  5. There’s a job a friend and I both applied for; he wrote to say that neither of us had made it into the round of people being considered. Bummer.


  1. Spent a few minutes editing the text for a forthcoming project (this is a passion project, rather than a paid one).
  2. Edited a draft text for a website. The assignment is long overdue (this is client work).
  3. Realized that the shirt I put on this morning is, undoubtedly, a dad shirt. I was never cool, but now there will be no fooling anybody.
  4. Travelled to Leipzig to look at ten type specimens at the German National Library. This is for a thing that might turn into a future project. Today was probably my first opportunity to sit in a library and examine books since February.
  5. Between about 2007 and 2015, I spent a large chunk of my waking hours each week in Deutsche Bahn ICE trains. At the moment, though, travel feels very novel: this is only my second day outside Berlin since February.

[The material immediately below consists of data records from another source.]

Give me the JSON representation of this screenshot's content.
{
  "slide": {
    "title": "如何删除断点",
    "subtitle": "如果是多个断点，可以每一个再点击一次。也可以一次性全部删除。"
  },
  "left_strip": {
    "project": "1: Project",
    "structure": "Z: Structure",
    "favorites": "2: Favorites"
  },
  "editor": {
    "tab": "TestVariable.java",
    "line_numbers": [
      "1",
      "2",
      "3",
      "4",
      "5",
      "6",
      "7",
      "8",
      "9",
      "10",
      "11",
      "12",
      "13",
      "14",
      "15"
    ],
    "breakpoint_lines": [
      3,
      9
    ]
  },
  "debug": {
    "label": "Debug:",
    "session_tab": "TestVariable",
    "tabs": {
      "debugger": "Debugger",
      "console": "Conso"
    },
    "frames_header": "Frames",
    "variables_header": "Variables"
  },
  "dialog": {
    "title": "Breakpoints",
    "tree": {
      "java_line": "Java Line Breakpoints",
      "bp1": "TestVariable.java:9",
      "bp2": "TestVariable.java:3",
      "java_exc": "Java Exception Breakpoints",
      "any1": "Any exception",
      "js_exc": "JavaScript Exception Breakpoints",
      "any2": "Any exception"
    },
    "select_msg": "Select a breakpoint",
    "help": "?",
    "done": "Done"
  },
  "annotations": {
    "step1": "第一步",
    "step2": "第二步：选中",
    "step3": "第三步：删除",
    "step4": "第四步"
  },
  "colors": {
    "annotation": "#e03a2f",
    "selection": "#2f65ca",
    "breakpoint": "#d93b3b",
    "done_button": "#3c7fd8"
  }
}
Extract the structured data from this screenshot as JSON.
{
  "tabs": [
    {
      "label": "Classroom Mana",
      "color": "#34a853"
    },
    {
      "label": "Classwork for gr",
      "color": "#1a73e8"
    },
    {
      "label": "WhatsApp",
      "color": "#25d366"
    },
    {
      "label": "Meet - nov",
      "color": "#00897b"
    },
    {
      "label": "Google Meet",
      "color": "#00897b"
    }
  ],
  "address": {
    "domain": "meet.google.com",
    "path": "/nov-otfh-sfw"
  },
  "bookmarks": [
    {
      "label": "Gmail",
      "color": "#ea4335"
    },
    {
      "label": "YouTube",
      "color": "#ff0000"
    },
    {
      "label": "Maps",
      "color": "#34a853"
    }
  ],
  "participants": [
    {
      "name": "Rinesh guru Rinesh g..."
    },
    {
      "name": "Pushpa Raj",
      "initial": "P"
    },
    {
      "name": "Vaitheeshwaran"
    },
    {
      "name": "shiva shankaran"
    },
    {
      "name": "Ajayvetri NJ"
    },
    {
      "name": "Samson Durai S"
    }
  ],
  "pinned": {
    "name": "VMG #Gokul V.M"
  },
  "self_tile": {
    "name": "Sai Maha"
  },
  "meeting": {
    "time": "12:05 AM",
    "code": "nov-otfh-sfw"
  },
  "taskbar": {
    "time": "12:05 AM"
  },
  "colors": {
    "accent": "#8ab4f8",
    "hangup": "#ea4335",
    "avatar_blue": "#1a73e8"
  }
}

  1. Today was the last day of my children’s daycare year. Now, their daycare center is closed until the end of July.
  2. Bit of admin for my online Letter&Co. workshop, which will take place later this month.
  3. Tonight, my family and I are travelling across the country by train. I have a job interview next week, and we need to scope out the area in case this opportunity becomes a reality.

What’s planned for next week

  1. I’m out of town for a few days. That includes another visit to Leipzig, after the trip mentioned above is finished.
  2. I need to mail my KSK application in.
  3. I’ll also need to send my voluntary unemployment insurance registration form in, too. I think I have to get a person at the employment office on the phone. Under normal circumstances, the application has to be submitted in person, but I think things are still different because of the Corona virus.
  4. My laptop needs to be sent to Apple for repairs.
  5. I have two long-overdue online articles to submit. I should have been finished with them months ago!

Is that it?

Anthony’s Weekly Stand-Up Notes include additional sections, and I might adapt those in later diary entries. I’m afraid of failure, and I don’t think that people talk openly about professional set-backs enough. Thank you for reading this far! Future instalments in this series will probably be shorter.